*YOUR OBJECTIVE*. For each line in the data below that holds "classique", return a copy.

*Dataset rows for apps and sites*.
▬▬▬▬▬▬
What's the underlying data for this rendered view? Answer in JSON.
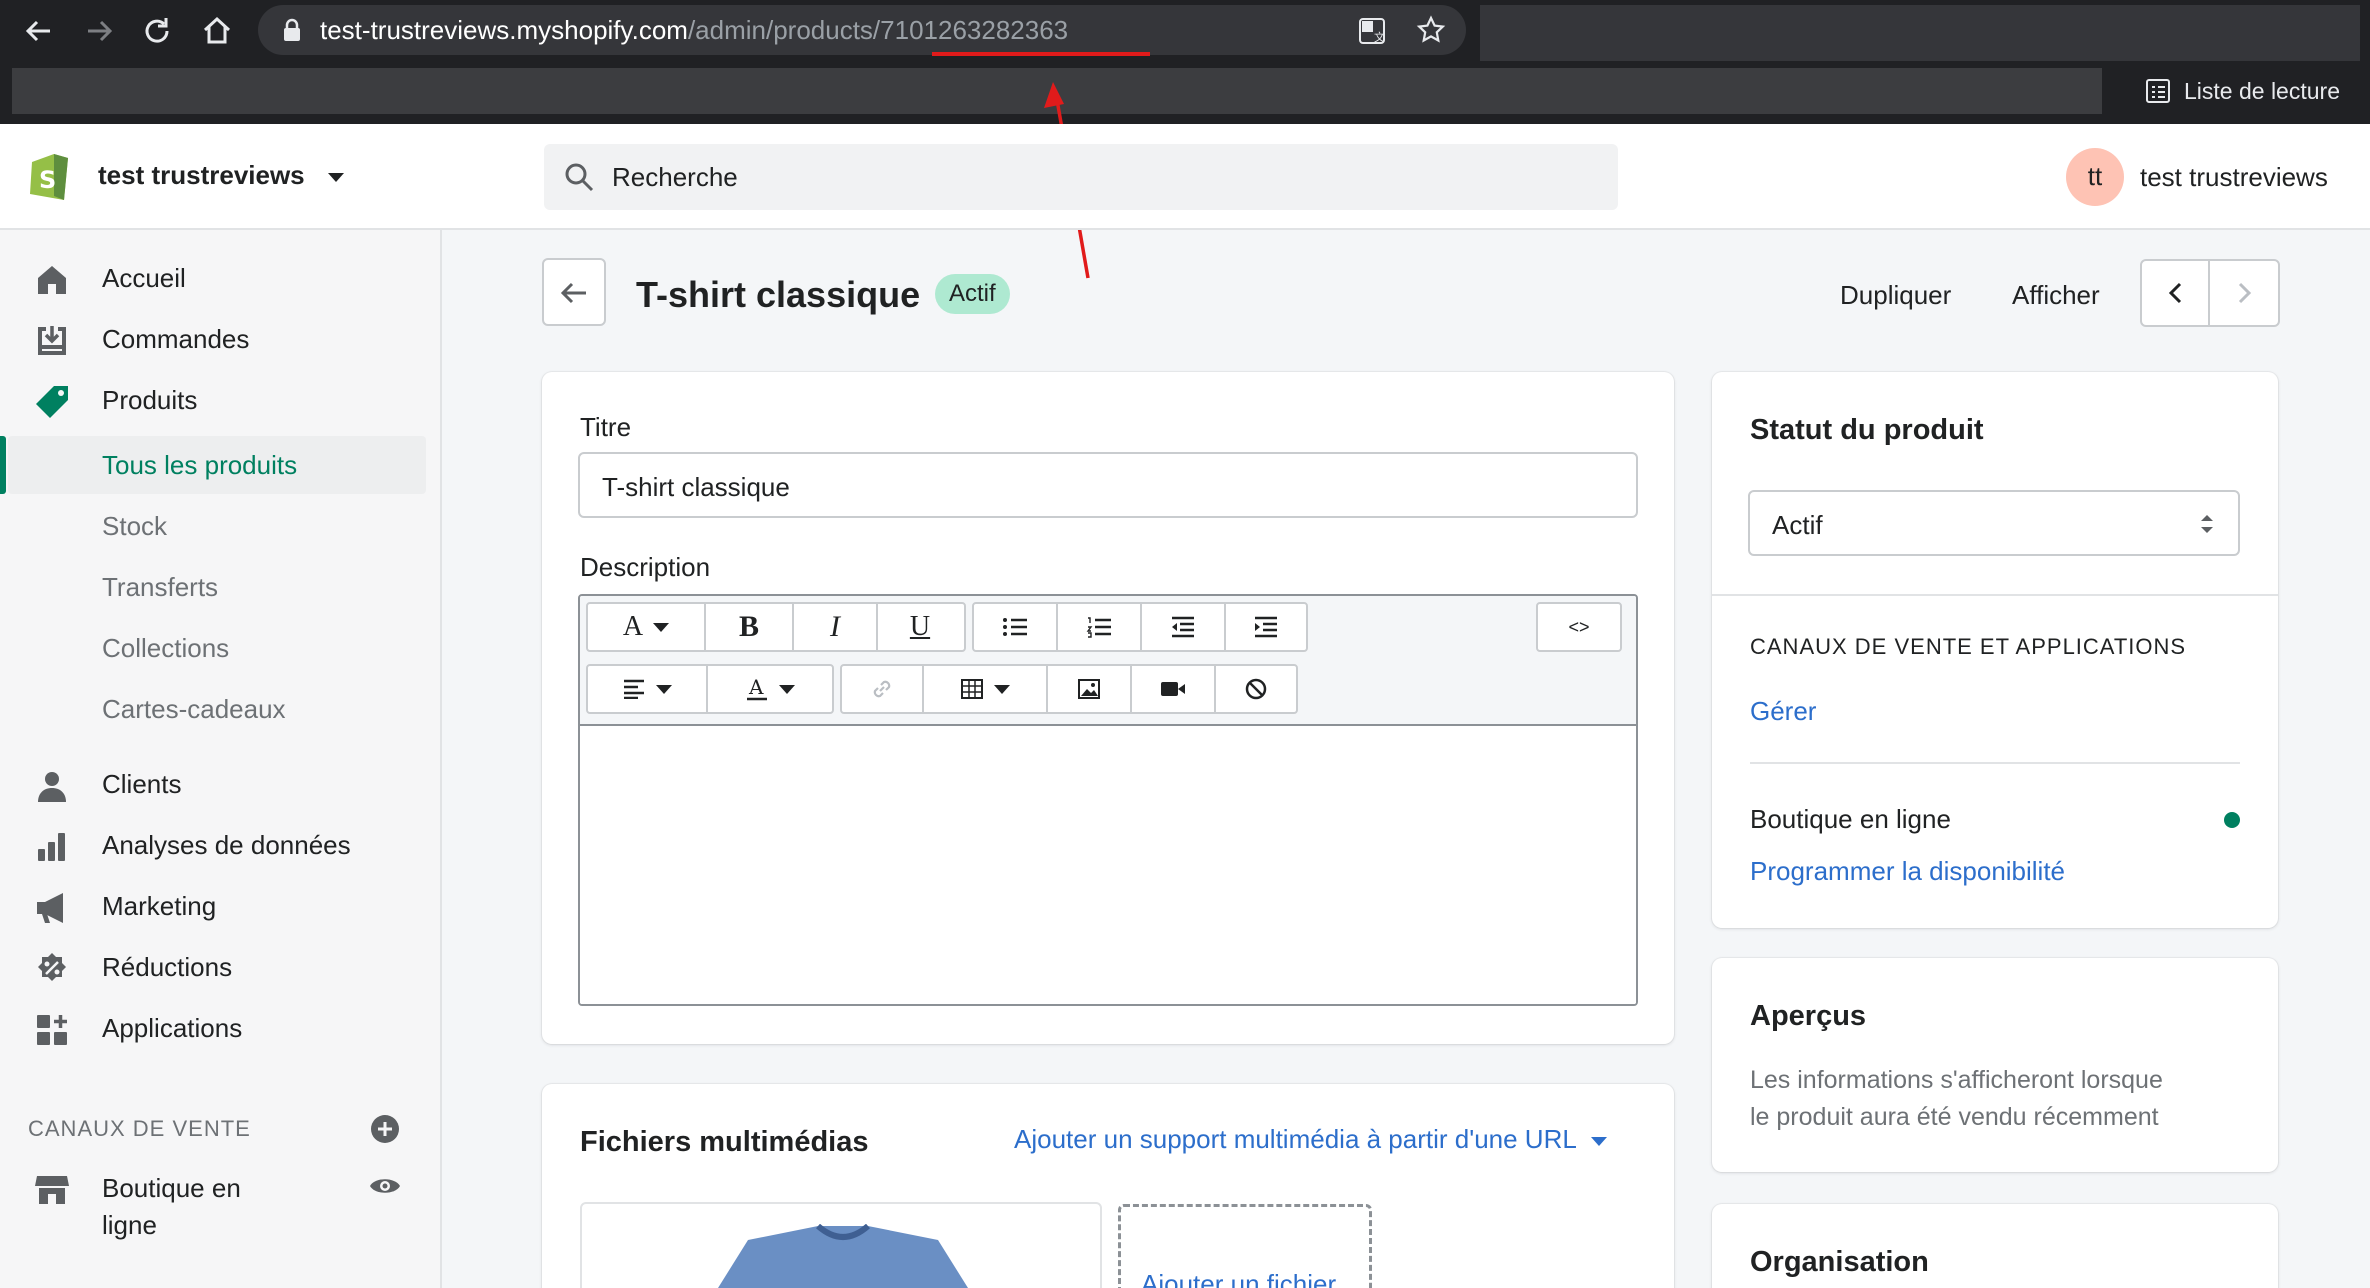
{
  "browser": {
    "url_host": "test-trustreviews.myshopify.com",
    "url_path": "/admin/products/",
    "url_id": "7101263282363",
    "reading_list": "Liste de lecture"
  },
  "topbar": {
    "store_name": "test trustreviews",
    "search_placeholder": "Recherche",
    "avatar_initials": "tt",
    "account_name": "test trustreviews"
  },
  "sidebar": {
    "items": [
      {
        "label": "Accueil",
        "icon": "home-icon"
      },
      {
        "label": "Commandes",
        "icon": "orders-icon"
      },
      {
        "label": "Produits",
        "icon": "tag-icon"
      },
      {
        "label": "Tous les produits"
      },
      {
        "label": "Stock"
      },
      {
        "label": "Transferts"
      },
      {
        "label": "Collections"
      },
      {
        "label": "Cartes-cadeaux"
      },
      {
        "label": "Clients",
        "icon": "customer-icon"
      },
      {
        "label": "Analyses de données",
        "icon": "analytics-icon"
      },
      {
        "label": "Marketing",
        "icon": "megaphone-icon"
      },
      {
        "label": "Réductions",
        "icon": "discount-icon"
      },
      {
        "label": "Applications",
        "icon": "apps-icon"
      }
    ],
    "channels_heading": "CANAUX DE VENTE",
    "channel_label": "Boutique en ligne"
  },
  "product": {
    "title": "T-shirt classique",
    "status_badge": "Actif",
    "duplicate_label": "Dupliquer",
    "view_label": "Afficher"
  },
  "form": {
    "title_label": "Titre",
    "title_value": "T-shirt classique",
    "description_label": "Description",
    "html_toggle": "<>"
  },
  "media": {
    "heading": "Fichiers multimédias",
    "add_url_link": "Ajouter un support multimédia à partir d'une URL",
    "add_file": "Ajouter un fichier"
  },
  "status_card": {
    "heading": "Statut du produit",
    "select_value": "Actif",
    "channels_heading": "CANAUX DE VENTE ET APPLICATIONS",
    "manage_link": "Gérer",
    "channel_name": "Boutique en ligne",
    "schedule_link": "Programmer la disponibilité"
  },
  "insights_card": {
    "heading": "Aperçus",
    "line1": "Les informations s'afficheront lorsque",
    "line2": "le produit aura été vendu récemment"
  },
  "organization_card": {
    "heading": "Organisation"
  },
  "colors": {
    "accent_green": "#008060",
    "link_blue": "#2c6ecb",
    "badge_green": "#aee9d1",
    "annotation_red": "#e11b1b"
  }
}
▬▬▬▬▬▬
*YOUR RESPONSE*.
    "title": "T-shirt classique",
    "title_value": "T-shirt classique",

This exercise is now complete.